There were instances in which the movie showed how the police would interact with the homeless, and ways in which they would throw away their possessions, make them relocate, and sometimes harass them. It reminded me of the Group “A” book I am reading, “Down, Out, and Under Arrest: Policing on Skid Row”, in which it tells the history of Skid Row. Much of its history revolves around the LAPD constantly arresting the homeless, and relocating them as to not bother the people of the downtown area. It is almost ironic to see similarities, if not the same exact instances happen in real modern times.

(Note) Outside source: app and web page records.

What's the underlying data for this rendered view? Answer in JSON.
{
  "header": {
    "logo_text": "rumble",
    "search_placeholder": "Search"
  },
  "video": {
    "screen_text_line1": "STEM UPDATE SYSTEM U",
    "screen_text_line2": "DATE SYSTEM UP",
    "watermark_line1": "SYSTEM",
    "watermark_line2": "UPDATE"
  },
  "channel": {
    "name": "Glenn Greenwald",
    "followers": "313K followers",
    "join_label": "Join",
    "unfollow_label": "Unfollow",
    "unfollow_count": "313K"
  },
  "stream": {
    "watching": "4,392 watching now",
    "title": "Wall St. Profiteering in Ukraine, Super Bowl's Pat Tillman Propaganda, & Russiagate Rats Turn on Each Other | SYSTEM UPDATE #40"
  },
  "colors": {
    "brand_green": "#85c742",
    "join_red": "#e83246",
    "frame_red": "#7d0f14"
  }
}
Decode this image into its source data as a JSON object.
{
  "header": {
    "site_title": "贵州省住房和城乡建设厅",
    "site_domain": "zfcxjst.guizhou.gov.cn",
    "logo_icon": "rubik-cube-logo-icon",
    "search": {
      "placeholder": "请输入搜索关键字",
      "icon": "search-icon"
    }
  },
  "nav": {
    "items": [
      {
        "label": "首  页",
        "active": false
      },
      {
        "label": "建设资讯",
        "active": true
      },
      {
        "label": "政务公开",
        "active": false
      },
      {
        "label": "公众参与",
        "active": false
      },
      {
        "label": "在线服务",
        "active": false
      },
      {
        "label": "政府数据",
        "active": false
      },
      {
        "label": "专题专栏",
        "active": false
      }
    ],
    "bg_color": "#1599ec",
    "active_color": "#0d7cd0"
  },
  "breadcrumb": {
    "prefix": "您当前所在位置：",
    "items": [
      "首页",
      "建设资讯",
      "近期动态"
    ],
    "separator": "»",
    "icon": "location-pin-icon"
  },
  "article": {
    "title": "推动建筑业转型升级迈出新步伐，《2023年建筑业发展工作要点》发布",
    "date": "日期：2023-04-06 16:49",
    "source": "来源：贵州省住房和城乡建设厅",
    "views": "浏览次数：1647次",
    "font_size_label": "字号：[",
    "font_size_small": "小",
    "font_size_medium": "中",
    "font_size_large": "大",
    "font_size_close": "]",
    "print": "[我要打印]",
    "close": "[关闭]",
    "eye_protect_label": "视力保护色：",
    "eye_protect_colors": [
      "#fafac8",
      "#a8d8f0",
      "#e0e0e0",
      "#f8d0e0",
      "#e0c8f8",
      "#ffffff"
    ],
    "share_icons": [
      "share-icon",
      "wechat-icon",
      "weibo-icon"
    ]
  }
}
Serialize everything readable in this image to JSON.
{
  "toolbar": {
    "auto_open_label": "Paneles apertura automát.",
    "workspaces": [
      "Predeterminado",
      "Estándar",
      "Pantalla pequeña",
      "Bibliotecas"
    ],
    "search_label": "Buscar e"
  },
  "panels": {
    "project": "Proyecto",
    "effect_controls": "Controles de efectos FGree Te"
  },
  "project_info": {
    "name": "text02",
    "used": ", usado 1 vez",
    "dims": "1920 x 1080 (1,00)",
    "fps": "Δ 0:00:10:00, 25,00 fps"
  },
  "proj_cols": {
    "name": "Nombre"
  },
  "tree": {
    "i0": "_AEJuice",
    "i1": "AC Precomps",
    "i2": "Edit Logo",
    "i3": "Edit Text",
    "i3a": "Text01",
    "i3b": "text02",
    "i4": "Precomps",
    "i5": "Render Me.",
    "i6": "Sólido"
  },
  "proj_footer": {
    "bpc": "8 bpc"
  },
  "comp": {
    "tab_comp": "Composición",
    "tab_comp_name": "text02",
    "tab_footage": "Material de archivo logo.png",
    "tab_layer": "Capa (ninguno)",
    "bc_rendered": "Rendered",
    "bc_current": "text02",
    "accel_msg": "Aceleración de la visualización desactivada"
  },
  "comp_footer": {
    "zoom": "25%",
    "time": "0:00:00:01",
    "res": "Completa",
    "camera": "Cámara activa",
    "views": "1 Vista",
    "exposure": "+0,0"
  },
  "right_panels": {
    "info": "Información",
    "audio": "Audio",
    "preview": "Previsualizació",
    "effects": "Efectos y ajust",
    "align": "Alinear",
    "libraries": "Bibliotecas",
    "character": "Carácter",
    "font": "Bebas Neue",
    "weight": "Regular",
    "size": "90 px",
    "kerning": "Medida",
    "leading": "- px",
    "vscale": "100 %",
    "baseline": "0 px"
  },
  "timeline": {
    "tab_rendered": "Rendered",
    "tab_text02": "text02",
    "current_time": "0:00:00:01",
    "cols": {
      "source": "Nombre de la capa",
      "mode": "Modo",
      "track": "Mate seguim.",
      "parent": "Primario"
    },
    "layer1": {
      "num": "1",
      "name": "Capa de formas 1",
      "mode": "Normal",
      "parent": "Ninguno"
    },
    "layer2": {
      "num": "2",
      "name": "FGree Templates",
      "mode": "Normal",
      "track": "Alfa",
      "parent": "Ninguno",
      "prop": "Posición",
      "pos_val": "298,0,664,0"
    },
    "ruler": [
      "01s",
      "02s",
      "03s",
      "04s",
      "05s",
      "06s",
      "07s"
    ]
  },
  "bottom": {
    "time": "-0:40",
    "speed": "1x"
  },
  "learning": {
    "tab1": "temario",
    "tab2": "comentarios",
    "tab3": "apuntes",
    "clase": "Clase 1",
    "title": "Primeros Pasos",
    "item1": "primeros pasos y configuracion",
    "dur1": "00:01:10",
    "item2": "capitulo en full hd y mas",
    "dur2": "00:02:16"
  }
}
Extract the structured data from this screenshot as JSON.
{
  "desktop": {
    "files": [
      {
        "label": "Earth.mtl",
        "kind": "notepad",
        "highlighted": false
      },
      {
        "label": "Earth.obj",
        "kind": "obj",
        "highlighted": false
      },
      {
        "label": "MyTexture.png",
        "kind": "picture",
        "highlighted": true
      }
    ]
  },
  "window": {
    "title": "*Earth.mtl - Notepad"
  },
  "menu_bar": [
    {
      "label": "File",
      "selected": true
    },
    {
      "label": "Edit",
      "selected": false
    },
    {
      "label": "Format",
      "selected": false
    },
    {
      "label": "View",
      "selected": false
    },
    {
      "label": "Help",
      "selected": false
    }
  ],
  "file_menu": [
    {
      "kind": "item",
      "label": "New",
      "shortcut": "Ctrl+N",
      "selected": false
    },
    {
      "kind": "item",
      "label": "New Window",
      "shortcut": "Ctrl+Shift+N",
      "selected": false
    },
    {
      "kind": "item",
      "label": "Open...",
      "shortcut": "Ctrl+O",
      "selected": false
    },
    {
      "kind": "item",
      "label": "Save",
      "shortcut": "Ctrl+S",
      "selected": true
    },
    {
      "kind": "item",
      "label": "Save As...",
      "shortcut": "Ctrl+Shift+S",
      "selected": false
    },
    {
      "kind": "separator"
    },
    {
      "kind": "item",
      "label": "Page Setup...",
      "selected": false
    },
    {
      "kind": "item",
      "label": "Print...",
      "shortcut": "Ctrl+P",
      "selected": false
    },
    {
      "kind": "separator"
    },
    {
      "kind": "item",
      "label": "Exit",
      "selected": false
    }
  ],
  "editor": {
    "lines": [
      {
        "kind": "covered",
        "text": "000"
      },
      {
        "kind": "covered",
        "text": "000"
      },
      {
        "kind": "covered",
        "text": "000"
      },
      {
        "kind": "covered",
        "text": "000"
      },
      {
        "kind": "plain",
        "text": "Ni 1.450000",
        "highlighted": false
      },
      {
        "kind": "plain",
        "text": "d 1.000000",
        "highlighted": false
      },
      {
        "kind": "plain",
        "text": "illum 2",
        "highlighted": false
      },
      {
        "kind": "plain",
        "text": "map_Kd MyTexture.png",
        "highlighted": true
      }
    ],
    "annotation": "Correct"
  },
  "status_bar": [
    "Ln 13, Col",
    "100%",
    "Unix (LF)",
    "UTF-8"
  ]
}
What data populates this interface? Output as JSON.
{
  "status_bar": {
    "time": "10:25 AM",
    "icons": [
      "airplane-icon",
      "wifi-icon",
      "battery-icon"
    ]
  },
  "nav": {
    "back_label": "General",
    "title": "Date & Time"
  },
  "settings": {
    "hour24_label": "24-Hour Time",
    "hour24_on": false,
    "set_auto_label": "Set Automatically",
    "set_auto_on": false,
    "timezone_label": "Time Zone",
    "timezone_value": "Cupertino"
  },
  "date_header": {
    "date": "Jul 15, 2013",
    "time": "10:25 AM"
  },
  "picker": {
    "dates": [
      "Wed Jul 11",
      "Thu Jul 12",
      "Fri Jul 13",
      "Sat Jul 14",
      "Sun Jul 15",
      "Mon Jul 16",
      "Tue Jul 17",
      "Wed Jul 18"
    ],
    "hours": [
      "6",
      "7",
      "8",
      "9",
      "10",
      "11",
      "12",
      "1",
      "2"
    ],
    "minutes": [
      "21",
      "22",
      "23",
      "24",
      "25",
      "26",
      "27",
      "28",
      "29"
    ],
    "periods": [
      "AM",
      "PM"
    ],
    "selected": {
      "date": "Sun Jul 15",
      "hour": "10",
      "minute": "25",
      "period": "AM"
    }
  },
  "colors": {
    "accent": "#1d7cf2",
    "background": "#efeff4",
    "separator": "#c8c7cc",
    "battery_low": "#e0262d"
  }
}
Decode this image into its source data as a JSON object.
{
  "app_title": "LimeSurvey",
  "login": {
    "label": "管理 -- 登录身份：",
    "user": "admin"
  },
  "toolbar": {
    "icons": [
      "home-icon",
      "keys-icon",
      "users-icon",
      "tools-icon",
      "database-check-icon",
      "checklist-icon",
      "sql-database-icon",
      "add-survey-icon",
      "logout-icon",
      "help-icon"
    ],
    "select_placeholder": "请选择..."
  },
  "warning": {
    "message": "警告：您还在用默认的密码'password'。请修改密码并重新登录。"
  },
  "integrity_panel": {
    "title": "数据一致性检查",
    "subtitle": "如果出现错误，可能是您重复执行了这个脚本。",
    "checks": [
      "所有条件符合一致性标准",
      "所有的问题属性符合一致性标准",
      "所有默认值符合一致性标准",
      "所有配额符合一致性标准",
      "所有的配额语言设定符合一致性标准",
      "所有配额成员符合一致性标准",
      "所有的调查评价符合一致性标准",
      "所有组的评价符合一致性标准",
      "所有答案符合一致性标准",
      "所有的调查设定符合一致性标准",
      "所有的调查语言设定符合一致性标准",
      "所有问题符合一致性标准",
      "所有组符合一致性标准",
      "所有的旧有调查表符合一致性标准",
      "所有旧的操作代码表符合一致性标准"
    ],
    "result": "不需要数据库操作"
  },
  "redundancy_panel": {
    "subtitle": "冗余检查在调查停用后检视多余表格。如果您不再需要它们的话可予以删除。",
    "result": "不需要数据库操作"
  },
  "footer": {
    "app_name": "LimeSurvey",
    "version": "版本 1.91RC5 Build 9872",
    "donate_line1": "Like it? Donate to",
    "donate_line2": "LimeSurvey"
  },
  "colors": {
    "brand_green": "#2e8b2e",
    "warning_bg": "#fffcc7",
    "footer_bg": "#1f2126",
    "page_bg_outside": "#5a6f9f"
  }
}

I grew up in a small town called Big Bear Lake, in Southern California, where I wasn’t relatively surrounded by almost any people who were homeless, at least as far as I could tell. I grew up in a very sheltered lifestyle, not needing to pay attention or give thought of the importance of paying attention to certain political issues such as the working class, homelessness, and some other subjects. Coming to college did however, change many of my beliefs as I became much more knowledgeable about issues, and surrounded by so many different mindsets. However, back to the main point, I did grow up with my grandmother being heavily involved with helping those who ask for help. She would sit and hold conversations with homeless people, creating hours and hours of connection. She would bring them food, give them money without second thought, and bring clothes. Really, she would do anything to help. I wanted to try to grow up to be like that, but in such a small town where homelessness isn’t too apparent, it’s difficult to be sought after. After even just a few days of this class where we talk about the different means of what it means to be homeless, and the policies surrounding homelessness, I understand so much more why it was so difficult for me to see these instances growing up in my hometown.
After reading “Nickle and Dime,” I realize how difficult it is to even just exist in that sort of lifestyle trying to get by. I feel people, myself in the past admittedly, all too often express how it’s hard work that gets you through life. Once you put in the work, the rest will follow. However, after reading these articles giving different perspectives on working in the underclass, I feel it gives a whole completely new idea on what it means to be in the underclass, and how it works almost like a trap. I would also like to bring up something that stood out to me in an article. It stated how we tend to focus on the lower class as the middle class going into the lower class. Not the people who have been in the lower class for much of their lives. I found that to be a claim in which changed the way I look at class, and how it stands with people peering in on it to observe it as it is. Coming from a perspective on not knowing what an underclass was until a few weeks ago, I feel excited to continue learning what these next few weeks will bring for myself and my peers to learn and experience.